Atmospheric inputs of volcanic iron around Heard and McDonald Islands, Southern ocean†
Atmospheric deposition of iron to anemic waters in the Southern Ocean (SO) can relieve marine phytoplankton growth limitation. The northern Kerguelen plateau, in the iron-limited Indian sector of the SO, hosts vast annual spring blooms of marine phytoplankton, evidencing seasonal iron supply mechanisms. This study reports the first atmospheric measurements of iron concentration and solubility near and downwind of the volcanically active islands of Heard and McDonald Islands (HIMI) on the Kerguelen plateau. Using a combination of atmospheric tracers (radon and black carbon), air-mass back-trajectories, and trace metal ratios in aerosols, we detected emission from Heard Island in aerosols up to 500 km downwind from HIMI. The latter emissions were characterized by enrichment in molybdenum (Mo, ∼100 to 3000-fold), chromium (Cr) and nickel (Ni) (both ∼5 to 40-fold) in aerosols compared to Heard Island basaltic rocks. This phenomena reflects the greater volatility of Mo, Cr and Ni compared to the lithogenic reference trace metal aluminum (Al) under volcanic eruption atmospheric conditions. Our study highlights that volcanic emissions from Heard Island's main volcano, Big Ben, should be considered an additional source of atmospheric Fe supply to marine ecosystems near and downstream of the Kerguelen plateau, alongside other volcanic clusters in the Southern Hemisphere.

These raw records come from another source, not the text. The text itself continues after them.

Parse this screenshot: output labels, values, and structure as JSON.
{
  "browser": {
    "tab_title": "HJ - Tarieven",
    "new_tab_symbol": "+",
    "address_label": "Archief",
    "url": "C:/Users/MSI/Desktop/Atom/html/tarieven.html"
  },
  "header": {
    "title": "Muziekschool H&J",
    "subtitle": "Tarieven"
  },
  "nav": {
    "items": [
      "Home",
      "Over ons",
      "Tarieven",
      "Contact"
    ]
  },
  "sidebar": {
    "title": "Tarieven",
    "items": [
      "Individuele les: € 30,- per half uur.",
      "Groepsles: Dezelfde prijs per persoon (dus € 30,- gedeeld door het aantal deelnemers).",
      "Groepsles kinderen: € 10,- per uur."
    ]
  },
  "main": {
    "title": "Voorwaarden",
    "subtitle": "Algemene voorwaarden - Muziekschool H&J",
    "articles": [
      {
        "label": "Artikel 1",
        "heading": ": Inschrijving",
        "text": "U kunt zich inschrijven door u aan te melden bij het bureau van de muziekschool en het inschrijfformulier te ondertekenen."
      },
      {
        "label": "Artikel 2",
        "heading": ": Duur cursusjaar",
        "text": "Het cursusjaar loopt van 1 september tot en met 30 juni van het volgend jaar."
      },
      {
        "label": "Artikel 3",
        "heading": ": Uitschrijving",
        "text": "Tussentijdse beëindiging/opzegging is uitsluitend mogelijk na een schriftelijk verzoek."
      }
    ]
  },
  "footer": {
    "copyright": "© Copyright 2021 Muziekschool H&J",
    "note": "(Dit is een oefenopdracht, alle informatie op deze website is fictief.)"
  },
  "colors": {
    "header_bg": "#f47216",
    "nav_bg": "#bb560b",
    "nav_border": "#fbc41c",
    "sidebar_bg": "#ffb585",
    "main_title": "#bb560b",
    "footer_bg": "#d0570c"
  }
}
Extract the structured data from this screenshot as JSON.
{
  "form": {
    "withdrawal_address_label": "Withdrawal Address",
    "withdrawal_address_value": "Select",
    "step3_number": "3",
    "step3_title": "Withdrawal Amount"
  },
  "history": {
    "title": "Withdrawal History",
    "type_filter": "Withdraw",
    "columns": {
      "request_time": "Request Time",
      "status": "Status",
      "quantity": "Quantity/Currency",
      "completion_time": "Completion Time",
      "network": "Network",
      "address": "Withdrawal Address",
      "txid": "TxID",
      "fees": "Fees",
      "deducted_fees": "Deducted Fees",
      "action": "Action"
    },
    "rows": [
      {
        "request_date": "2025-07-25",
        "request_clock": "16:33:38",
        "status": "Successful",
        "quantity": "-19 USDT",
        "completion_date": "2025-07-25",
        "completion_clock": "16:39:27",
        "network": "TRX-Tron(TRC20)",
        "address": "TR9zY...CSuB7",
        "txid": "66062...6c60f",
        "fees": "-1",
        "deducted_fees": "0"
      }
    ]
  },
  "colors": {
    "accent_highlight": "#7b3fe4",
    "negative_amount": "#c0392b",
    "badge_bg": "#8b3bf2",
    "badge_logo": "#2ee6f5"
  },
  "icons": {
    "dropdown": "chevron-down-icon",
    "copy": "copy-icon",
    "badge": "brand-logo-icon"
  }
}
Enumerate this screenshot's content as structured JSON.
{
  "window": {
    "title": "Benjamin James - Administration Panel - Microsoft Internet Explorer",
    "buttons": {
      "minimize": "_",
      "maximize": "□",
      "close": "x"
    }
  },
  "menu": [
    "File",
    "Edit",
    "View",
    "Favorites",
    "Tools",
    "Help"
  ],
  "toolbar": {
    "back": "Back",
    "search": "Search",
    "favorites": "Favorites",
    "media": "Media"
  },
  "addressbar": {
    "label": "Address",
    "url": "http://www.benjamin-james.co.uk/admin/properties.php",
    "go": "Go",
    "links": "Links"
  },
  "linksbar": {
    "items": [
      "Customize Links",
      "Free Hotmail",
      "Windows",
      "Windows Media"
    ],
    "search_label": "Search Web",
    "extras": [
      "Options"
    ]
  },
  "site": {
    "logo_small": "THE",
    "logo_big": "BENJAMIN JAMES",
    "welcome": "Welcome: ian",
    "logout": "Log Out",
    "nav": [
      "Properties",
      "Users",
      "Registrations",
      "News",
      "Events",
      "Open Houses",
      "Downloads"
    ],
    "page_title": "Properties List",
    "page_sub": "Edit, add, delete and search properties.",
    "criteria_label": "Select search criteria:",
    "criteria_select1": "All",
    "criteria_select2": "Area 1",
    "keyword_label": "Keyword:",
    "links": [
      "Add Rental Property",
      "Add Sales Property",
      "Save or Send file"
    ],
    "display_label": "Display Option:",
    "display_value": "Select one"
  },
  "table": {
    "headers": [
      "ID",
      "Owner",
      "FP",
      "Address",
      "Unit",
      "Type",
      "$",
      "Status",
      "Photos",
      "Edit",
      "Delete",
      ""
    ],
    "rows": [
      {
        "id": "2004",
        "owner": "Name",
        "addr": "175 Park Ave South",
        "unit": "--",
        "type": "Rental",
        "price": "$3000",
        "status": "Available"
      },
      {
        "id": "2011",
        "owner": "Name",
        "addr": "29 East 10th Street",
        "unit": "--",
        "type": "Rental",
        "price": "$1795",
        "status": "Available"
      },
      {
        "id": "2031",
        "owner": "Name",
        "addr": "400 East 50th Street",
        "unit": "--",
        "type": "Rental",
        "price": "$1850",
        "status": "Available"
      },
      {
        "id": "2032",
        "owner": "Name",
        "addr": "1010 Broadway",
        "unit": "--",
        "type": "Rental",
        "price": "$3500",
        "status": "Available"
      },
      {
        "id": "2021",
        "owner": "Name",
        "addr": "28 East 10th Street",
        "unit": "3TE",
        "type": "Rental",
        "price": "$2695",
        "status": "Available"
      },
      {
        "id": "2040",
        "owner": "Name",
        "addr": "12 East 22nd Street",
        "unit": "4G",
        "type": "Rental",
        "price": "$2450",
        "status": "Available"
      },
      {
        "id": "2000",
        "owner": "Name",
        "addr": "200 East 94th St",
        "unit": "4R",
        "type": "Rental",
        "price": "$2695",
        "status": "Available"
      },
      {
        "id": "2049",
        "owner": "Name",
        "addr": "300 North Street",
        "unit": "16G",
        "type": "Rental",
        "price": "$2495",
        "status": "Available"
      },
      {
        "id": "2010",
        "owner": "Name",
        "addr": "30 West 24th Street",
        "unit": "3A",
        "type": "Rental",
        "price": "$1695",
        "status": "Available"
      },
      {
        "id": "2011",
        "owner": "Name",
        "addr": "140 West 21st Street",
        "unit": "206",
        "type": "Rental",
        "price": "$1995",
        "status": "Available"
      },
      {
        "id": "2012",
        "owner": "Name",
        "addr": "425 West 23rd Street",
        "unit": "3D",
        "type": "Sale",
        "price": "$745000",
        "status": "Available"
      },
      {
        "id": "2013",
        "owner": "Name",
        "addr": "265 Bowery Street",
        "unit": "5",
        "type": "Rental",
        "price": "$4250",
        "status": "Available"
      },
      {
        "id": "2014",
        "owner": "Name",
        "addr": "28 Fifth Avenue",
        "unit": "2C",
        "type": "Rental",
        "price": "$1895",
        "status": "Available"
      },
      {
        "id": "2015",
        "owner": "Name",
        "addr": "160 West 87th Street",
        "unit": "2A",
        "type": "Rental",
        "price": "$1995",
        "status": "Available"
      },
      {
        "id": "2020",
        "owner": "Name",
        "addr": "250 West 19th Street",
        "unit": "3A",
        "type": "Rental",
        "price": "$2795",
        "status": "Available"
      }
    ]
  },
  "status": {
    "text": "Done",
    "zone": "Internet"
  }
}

- This article is part of the themed collection: Atmosphere – Biosphere Interactions – Topic Highlight